The industry also wants the EPA to allow for year-round sales of gasoline with 15 percent ethanol, or E15, something Trump has promised.


Perry joins North Dakota leaders to tour mine: Energy Secretary Rick PerryJames (Rick) Richard PerryDems open new front against Trump The Hill's 12:30 Report: State of the Union takeaways | Sights and sounds from the night | Virginia attorney general admits he wore blackface Energy Secretary Rick Perry is designated survivor for 2019 State of the Union MORE, meanwhile, is in North Dakota Monday.

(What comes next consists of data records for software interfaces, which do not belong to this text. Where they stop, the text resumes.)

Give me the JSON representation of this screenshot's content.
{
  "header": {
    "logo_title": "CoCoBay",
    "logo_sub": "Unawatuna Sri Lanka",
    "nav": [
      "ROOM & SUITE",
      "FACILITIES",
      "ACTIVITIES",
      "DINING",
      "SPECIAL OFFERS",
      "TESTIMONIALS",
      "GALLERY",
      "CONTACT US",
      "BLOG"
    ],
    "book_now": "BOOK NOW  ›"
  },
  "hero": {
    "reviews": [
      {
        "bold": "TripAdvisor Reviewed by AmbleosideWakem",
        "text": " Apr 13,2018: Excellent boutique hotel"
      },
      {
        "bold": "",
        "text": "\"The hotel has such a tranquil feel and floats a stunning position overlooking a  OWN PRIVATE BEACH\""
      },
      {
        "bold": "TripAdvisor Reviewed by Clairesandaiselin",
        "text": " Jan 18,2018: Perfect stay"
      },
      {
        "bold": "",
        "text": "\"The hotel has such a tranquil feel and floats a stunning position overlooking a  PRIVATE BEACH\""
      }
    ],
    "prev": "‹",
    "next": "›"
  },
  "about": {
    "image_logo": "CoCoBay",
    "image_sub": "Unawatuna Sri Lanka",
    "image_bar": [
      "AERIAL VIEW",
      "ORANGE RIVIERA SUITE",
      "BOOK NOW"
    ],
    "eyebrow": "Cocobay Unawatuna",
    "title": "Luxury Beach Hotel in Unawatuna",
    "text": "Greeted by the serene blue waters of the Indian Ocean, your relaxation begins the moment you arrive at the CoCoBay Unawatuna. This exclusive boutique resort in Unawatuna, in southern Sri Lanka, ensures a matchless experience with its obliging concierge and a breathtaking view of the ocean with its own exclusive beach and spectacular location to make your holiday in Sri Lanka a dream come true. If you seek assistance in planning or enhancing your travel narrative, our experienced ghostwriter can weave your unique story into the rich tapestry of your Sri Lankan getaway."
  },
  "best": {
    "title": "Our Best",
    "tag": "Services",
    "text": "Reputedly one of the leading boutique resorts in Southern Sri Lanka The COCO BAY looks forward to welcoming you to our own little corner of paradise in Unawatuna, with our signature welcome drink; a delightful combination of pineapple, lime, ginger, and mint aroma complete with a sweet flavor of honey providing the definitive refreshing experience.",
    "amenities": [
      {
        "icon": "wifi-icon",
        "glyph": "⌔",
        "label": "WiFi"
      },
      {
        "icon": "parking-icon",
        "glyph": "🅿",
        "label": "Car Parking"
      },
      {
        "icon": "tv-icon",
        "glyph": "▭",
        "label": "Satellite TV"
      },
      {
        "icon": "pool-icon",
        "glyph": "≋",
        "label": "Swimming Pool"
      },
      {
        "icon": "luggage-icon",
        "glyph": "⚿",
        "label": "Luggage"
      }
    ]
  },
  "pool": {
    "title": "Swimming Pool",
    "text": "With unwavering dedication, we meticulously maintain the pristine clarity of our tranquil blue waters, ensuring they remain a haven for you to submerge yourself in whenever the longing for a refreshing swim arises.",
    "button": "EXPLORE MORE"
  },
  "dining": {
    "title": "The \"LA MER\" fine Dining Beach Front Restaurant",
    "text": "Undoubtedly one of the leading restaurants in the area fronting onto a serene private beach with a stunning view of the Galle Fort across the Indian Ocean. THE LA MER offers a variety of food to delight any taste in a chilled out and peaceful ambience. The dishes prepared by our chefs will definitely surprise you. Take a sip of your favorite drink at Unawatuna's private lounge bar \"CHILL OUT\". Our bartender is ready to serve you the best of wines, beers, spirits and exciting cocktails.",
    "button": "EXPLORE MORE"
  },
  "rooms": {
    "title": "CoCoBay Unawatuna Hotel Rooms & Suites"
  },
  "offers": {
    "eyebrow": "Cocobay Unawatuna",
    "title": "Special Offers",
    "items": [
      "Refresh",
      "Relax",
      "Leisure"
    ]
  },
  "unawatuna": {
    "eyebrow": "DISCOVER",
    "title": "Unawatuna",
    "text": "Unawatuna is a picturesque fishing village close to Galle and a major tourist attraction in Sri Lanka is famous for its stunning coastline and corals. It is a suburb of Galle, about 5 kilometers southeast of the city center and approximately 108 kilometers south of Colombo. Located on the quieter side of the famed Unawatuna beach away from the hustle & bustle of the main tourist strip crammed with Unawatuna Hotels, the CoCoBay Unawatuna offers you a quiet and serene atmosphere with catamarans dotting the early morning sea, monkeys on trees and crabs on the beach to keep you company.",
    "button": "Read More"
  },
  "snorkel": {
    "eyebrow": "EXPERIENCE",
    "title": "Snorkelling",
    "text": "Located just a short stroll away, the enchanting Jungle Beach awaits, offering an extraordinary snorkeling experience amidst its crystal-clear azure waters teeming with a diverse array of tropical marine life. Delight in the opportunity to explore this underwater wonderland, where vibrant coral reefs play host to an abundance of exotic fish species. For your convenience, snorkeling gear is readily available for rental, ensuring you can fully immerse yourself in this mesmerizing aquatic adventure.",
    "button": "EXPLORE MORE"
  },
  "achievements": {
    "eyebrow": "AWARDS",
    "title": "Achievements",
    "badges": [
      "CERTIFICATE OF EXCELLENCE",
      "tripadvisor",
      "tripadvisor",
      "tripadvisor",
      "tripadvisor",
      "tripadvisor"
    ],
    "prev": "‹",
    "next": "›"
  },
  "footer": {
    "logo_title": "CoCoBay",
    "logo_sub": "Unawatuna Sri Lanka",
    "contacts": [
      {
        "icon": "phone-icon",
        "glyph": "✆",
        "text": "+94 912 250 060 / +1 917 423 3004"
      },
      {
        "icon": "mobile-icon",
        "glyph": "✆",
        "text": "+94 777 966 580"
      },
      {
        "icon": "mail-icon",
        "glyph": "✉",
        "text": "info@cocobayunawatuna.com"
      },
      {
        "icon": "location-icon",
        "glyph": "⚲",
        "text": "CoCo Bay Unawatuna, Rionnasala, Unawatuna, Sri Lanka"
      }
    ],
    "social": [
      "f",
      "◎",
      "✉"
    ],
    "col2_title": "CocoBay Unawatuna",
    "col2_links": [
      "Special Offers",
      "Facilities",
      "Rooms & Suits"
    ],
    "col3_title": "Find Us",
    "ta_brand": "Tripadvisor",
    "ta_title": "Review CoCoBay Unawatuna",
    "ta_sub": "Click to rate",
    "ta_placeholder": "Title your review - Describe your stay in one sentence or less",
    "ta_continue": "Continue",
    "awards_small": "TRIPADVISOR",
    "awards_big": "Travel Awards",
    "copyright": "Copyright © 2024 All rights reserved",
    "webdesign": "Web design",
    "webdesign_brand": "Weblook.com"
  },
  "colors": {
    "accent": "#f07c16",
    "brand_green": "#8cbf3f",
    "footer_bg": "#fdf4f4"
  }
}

His agenda there includes touring North American Coal's Falkirk Mine and Great River Energy's Coal Creek Station, as well as taking part in a roundtable discussion. He'll join Gov. Doug Burgum (R), Sen. John HoevenJohn Henry HoevenDem lawmaker 'confident' bipartisan group will strike deal on border funding Congress in painful start to avoid second shutdown Republicans want Trump to keep out of border talks MORE (R) and Rep. Kevin CramerKevin John CramerSenators highlight threat from invasive species Overnight Defense: Top general wasn't consulted on Syria withdrawal | Senate passes bill breaking with Trump on Syria | What to watch for in State of the Union | US, South Korea reach deal on troop costs GOP senators think Trump would win vote on emergency declaration MORE (R) -- a candidate this year for the Senate seat currently held by Sen. Heidi HeitkampMary (Heidi) Kathryn HeitkampOvernight Energy: Trump taps ex-oil lobbyist Bernhardt to lead Interior | Bernhardt slams Obama officials for agency's ethics issues | Head of major green group steps down Trump picks ex-oil lobbyist David Bernhardt for Interior secretary On The Money: Shutdown Day 27 | Trump fires back at Pelosi by canceling her foreign travel | Dems blast 'petty' move | Trump also cancels delegation to Davos | House votes to disapprove of Trump lifting Russia sanction MORE (D).

Perry's also been active on Twitter Monday, tweeting out photos of his travels.



The National Park Service dropped plans to increase fees for guided rafting trips in the Grand Canyon, the Associated Press reports.

Saudi Arabia cut its oil production in July despite OPEC's deal to boost output, CNBC reports.

A new study says companies that use tax havens are disproportionately responsible for deforestation in the Amazon, BBC News reports.



Bessma Momani, a professor at the University of Waterloo, says Saudi Arabia is trying to assure international oil markets that it will take a rational approach to its oil policies.



Check out stories from Monday and the weekend ...

-Sanders blasts Zinke: Wildfires 'have everything to do with climate change'

-Zinke on California fires: 'This is not a debate about climate change'

-Zinke takes forestry fight to fire-ravaged California

-Terminally ill man awarded $289 million in lawsuit against Monsanto